• [EXERCISE]
Your reproduction of the entries should be exact and should contain no pictures.

++++

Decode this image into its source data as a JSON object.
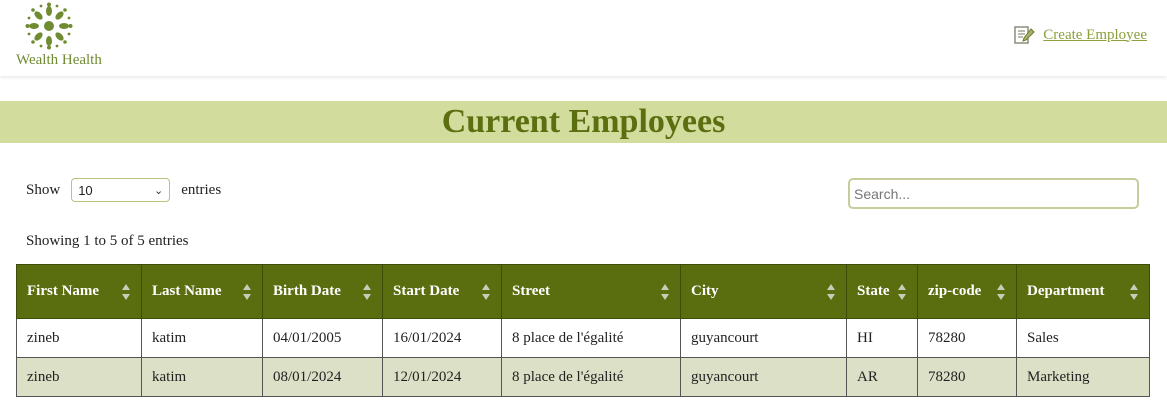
{
  "brand": {
    "name": "Wealth Health"
  },
  "nav": {
    "create_label": "Create Employee"
  },
  "page": {
    "title": "Current Employees"
  },
  "controls": {
    "show_label": "Show",
    "entries_value": "10",
    "entries_label": "entries",
    "search_placeholder": "Search...",
    "showing_text": "Showing 1 to 5 of 5 entries"
  },
  "table": {
    "columns": [
      "First Name",
      "Last Name",
      "Birth Date",
      "Start Date",
      "Street",
      "City",
      "State",
      "zip-code",
      "Department"
    ],
    "rows": [
      [
        "zineb",
        "katim",
        "04/01/2005",
        "16/01/2024",
        "8 place de l'égalité",
        "guyancourt",
        "HI",
        "78280",
        "Sales"
      ],
      [
        "zineb",
        "katim",
        "08/01/2024",
        "12/01/2024",
        "8 place de l'égalité",
        "guyancourt",
        "AR",
        "78280",
        "Marketing"
      ]
    ]
  },
  "colors": {
    "header_bg": "#5a6e0f",
    "title_band": "#d1dc9d",
    "title_text": "#5b6e10",
    "link": "#8aa13c",
    "even_row": "#dce0c6"
  }
}
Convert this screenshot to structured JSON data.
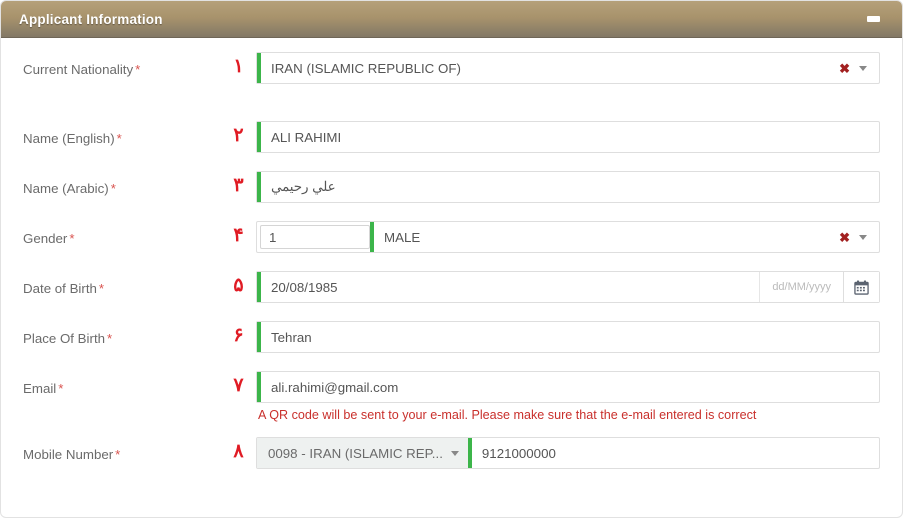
{
  "header": {
    "title": "Applicant Information",
    "minimize_label": "minimize"
  },
  "form": {
    "rows": [
      {
        "label": "Current Nationality",
        "required_mark": "*",
        "step": "١",
        "type": "select",
        "value": "IRAN (ISLAMIC REPUBLIC OF)",
        "valid": true,
        "clear_label": "✖"
      },
      {
        "label": "Name (English)",
        "required_mark": "*",
        "step": "٢",
        "type": "text",
        "value": "ALI RAHIMI",
        "valid": true
      },
      {
        "label": "Name (Arabic)",
        "required_mark": "*",
        "step": "٣",
        "type": "text-rtl",
        "value": "علي رحيمي",
        "valid": true
      },
      {
        "label": "Gender",
        "required_mark": "*",
        "step": "۴",
        "type": "select-with-code",
        "code_value": "1",
        "value": "MALE",
        "valid": true,
        "clear_label": "✖"
      },
      {
        "label": "Date of Birth",
        "required_mark": "*",
        "step": "۵",
        "type": "date",
        "value": "20/08/1985",
        "format_hint": "dd/MM/yyyy",
        "valid": true
      },
      {
        "label": "Place Of Birth",
        "required_mark": "*",
        "step": "۶",
        "type": "text",
        "value": "Tehran",
        "valid": true
      },
      {
        "label": "Email",
        "required_mark": "*",
        "step": "٧",
        "type": "text",
        "value": "ali.rahimi@gmail.com",
        "valid": true,
        "hint": "A QR code will be sent to your e-mail. Please make sure that the e-mail entered is correct"
      },
      {
        "label": "Mobile Number",
        "required_mark": "*",
        "step": "٨",
        "type": "phone",
        "country_code": "0098 - IRAN (ISLAMIC REP...",
        "value": "9121000000",
        "valid": true
      }
    ]
  },
  "colors": {
    "header_top": "#b5a07a",
    "header_bottom": "#827866",
    "valid_green": "#3cb54a",
    "required_red": "#d9534f",
    "step_red": "#e01b24",
    "hint_red": "#c9302c"
  }
}
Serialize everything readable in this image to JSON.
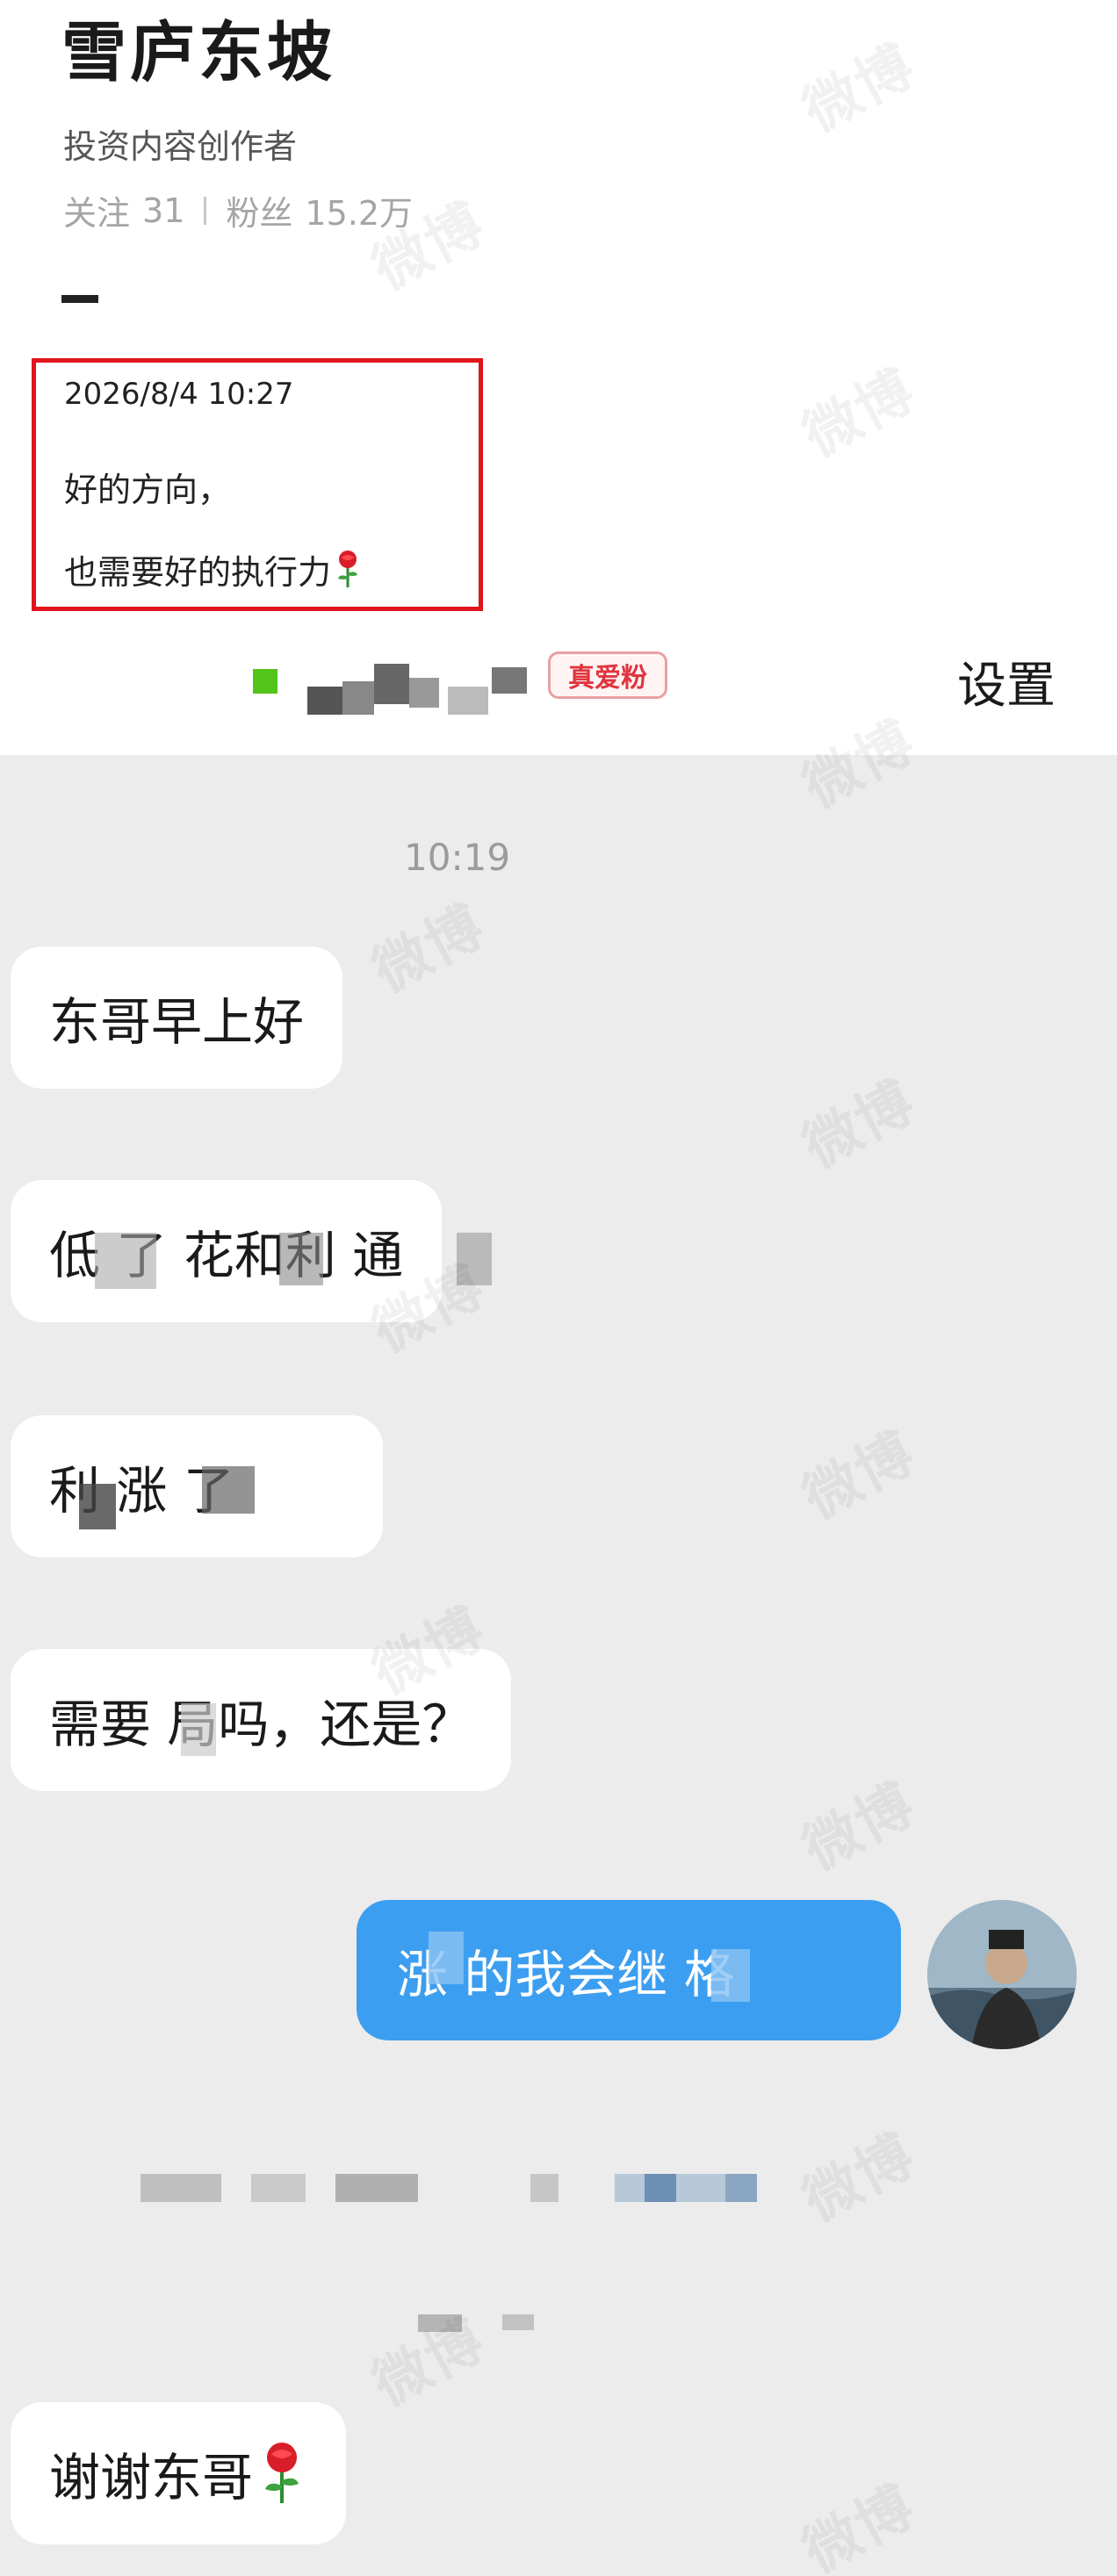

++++

• [SOLUTION BELOW]
Decode this image into its source data as a JSON object.
{
  "brand": {
    "name": "Wealth Health"
  },
  "nav": {
    "create_label": "Create Employee"
  },
  "page": {
    "title": "Current Employees"
  },
  "controls": {
    "show_label": "Show",
    "entries_value": "10",
    "entries_label": "entries",
    "search_placeholder": "Search...",
    "showing_text": "Showing 1 to 5 of 5 entries"
  },
  "table": {
    "columns": [
      "First Name",
      "Last Name",
      "Birth Date",
      "Start Date",
      "Street",
      "City",
      "State",
      "zip-code",
      "Department"
    ],
    "rows": [
      [
        "zineb",
        "katim",
        "04/01/2005",
        "16/01/2024",
        "8 place de l'égalité",
        "guyancourt",
        "HI",
        "78280",
        "Sales"
      ],
      [
        "zineb",
        "katim",
        "08/01/2024",
        "12/01/2024",
        "8 place de l'égalité",
        "guyancourt",
        "AR",
        "78280",
        "Marketing"
      ]
    ]
  },
  "colors": {
    "header_bg": "#5a6e0f",
    "title_band": "#d1dc9d",
    "title_text": "#5b6e10",
    "link": "#8aa13c",
    "even_row": "#dce0c6"
  }
}
Convert this screenshot to structured JSON data.
{
  "header": {
    "title": "Applicant Information",
    "minimize_label": "minimize"
  },
  "form": {
    "rows": [
      {
        "label": "Current Nationality",
        "required_mark": "*",
        "step": "١",
        "type": "select",
        "value": "IRAN (ISLAMIC REPUBLIC OF)",
        "valid": true,
        "clear_label": "✖"
      },
      {
        "label": "Name (English)",
        "required_mark": "*",
        "step": "٢",
        "type": "text",
        "value": "ALI RAHIMI",
        "valid": true
      },
      {
        "label": "Name (Arabic)",
        "required_mark": "*",
        "step": "٣",
        "type": "text-rtl",
        "value": "علي رحيمي",
        "valid": true
      },
      {
        "label": "Gender",
        "required_mark": "*",
        "step": "۴",
        "type": "select-with-code",
        "code_value": "1",
        "value": "MALE",
        "valid": true,
        "clear_label": "✖"
      },
      {
        "label": "Date of Birth",
        "required_mark": "*",
        "step": "۵",
        "type": "date",
        "value": "20/08/1985",
        "format_hint": "dd/MM/yyyy",
        "valid": true
      },
      {
        "label": "Place Of Birth",
        "required_mark": "*",
        "step": "۶",
        "type": "text",
        "value": "Tehran",
        "valid": true
      },
      {
        "label": "Email",
        "required_mark": "*",
        "step": "٧",
        "type": "text",
        "value": "ali.rahimi@gmail.com",
        "valid": true,
        "hint": "A QR code will be sent to your e-mail. Please make sure that the e-mail entered is correct"
      },
      {
        "label": "Mobile Number",
        "required_mark": "*",
        "step": "٨",
        "type": "phone",
        "country_code": "0098 - IRAN (ISLAMIC REP...",
        "value": "9121000000",
        "valid": true
      }
    ]
  },
  "colors": {
    "header_top": "#b5a07a",
    "header_bottom": "#827866",
    "valid_green": "#3cb54a",
    "required_red": "#d9534f",
    "step_red": "#e01b24",
    "hint_red": "#c9302c"
  }
}
Serialize everything readable in this image to JSON.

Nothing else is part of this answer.